[Entries taken from a collection]
################
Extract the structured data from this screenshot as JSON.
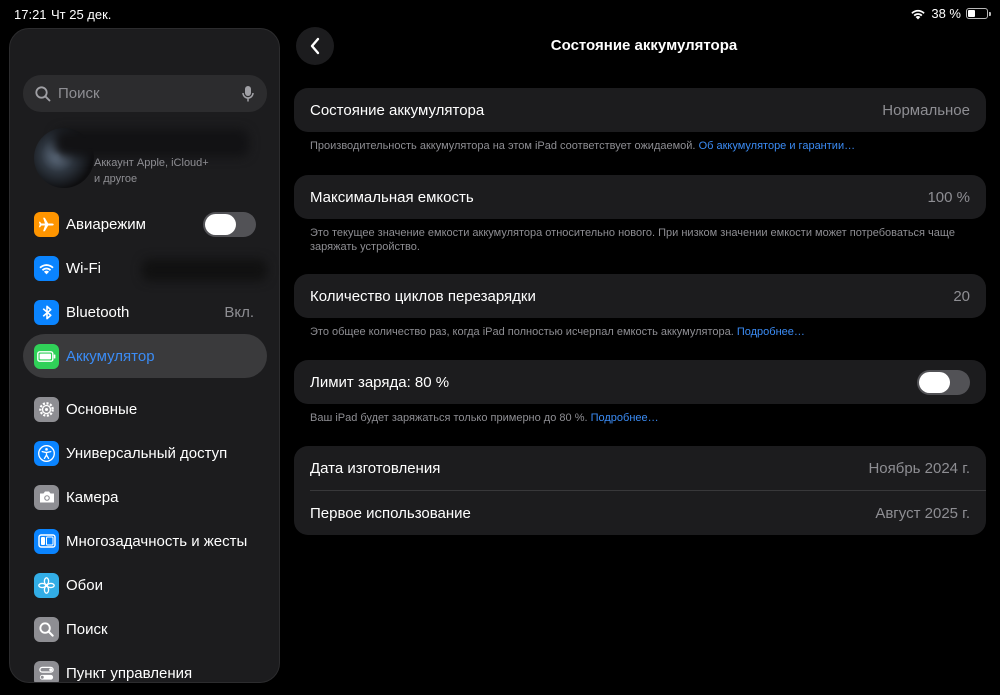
{
  "statusbar": {
    "time": "17:21",
    "date": "Чт 25 дек.",
    "battery_percent": "38 %",
    "battery_level": 0.38
  },
  "sidebar": {
    "search_placeholder": "Поиск",
    "account_sub_line1": "Аккаунт Apple, iCloud+",
    "account_sub_line2": "и другое",
    "items": [
      {
        "label": "Авиарежим",
        "icon": "airplane-icon",
        "color": "#ff9500",
        "toggle": false
      },
      {
        "label": "Wi-Fi",
        "icon": "wifi-icon",
        "color": "#0a84ff"
      },
      {
        "label": "Bluetooth",
        "icon": "bluetooth-icon",
        "color": "#0a84ff",
        "value": "Вкл."
      },
      {
        "label": "Аккумулятор",
        "icon": "battery-icon",
        "color": "#30d158",
        "selected": true
      },
      {
        "label": "Основные",
        "icon": "gear-icon",
        "color": "#8e8e93"
      },
      {
        "label": "Универсальный доступ",
        "icon": "accessibility-icon",
        "color": "#0a84ff"
      },
      {
        "label": "Камера",
        "icon": "camera-icon",
        "color": "#8e8e93"
      },
      {
        "label": "Многозадачность и жесты",
        "icon": "multitasking-icon",
        "color": "#0a84ff"
      },
      {
        "label": "Обои",
        "icon": "wallpaper-icon",
        "color": "#32ade6"
      },
      {
        "label": "Поиск",
        "icon": "search-icon",
        "color": "#8e8e93"
      },
      {
        "label": "Пункт управления",
        "icon": "control-center-icon",
        "color": "#8e8e93"
      }
    ]
  },
  "main": {
    "title": "Состояние аккумулятора",
    "health": {
      "label": "Состояние аккумулятора",
      "value": "Нормальное"
    },
    "health_note": "Производительность аккумулятора на этом iPad соответствует ожидаемой.",
    "health_link": "Об аккумуляторе и гарантии…",
    "capacity": {
      "label": "Максимальная емкость",
      "value": "100 %"
    },
    "capacity_note": "Это текущее значение емкости аккумулятора относительно нового. При низком значении емкости может потребоваться чаще заряжать устройство.",
    "cycles": {
      "label": "Количество циклов перезарядки",
      "value": "20"
    },
    "cycles_note": "Это общее количество раз, когда iPad полностью исчерпал емкость аккумулятора.",
    "cycles_link": "Подробнее…",
    "limit": {
      "label": "Лимит заряда: 80 %",
      "toggle": false
    },
    "limit_note": "Ваш iPad будет заряжаться только примерно до 80 %.",
    "limit_link": "Подробнее…",
    "manufacture": {
      "label": "Дата изготовления",
      "value": "Ноябрь 2024 г."
    },
    "first_use": {
      "label": "Первое использование",
      "value": "Август 2025 г."
    }
  }
}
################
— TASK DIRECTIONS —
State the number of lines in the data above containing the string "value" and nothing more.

— TASK SOLUTION —
6